___ Record excerpts ___

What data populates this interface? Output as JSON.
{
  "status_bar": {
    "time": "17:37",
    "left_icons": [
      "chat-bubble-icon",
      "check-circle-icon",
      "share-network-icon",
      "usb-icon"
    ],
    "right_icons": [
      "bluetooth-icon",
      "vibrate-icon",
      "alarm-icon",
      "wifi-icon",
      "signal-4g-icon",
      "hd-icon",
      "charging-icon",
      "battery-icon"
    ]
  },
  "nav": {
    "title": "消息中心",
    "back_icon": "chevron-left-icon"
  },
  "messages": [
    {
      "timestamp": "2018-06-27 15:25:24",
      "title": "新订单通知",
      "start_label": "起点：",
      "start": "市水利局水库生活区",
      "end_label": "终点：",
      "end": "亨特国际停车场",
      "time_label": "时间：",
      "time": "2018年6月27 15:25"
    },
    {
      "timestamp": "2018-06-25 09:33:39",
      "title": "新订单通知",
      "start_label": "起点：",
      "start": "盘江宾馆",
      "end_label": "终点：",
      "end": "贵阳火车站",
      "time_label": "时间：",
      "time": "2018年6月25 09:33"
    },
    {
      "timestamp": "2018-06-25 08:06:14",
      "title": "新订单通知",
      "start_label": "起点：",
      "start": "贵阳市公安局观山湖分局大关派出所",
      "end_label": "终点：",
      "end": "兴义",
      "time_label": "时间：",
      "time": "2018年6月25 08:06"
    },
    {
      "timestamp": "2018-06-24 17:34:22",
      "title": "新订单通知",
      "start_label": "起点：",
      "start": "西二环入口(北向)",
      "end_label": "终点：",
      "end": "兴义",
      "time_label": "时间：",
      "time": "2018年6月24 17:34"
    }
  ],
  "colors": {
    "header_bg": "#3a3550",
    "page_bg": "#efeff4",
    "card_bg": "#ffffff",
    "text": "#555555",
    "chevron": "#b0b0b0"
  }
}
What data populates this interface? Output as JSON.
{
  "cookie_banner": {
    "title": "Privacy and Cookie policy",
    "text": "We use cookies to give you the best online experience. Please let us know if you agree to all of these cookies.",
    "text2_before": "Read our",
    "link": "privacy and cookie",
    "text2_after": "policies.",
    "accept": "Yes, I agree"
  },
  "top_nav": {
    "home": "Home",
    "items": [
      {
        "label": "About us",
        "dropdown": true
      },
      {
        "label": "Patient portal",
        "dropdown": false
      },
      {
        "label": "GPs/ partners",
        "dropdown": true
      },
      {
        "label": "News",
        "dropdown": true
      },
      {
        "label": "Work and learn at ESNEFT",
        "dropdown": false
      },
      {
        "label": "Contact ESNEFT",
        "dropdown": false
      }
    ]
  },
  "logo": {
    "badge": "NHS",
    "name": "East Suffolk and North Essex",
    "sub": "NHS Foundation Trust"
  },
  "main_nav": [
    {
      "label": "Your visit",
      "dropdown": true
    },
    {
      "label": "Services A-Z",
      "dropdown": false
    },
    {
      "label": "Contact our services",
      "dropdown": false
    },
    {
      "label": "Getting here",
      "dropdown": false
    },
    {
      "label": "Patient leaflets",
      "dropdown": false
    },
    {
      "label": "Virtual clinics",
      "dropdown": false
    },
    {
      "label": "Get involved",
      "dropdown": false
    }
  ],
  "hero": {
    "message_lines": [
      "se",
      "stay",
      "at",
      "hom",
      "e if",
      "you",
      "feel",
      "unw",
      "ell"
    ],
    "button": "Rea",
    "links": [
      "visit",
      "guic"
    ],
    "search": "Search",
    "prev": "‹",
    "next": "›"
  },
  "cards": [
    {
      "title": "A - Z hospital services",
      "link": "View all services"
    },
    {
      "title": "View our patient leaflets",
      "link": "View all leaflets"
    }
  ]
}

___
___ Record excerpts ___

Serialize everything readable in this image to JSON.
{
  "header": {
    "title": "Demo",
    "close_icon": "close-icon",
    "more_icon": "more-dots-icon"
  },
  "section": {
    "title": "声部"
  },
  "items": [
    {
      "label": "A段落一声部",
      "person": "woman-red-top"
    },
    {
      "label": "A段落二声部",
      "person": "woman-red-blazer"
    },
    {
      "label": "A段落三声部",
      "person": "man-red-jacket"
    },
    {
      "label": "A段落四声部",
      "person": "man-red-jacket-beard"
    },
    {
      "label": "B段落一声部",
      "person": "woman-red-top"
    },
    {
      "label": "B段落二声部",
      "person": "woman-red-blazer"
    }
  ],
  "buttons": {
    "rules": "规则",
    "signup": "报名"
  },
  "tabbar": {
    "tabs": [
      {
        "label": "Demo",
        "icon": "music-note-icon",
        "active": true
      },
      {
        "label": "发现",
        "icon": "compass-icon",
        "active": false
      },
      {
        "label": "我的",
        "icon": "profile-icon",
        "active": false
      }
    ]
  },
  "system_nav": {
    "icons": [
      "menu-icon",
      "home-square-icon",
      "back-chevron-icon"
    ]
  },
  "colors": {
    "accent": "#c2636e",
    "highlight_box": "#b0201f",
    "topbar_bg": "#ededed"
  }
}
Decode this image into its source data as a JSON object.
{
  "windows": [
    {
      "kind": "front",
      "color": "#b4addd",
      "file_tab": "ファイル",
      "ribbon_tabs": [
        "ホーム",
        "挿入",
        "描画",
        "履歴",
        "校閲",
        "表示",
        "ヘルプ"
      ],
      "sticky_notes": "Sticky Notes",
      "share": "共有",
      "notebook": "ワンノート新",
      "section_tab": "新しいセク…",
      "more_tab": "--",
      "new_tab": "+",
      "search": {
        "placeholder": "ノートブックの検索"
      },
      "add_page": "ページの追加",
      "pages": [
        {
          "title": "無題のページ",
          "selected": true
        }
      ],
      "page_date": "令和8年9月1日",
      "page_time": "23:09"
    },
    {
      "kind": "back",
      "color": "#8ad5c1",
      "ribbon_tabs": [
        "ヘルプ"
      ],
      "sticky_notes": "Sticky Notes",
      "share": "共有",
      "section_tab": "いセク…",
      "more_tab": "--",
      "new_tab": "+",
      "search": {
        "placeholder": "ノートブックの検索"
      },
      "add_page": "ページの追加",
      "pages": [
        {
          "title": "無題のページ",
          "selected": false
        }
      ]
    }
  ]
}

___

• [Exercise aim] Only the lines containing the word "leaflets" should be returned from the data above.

• [Exercise answer]
      "label": "Patient leaflets",
      "title": "View our patient leaflets",
      "link": "View all leaflets"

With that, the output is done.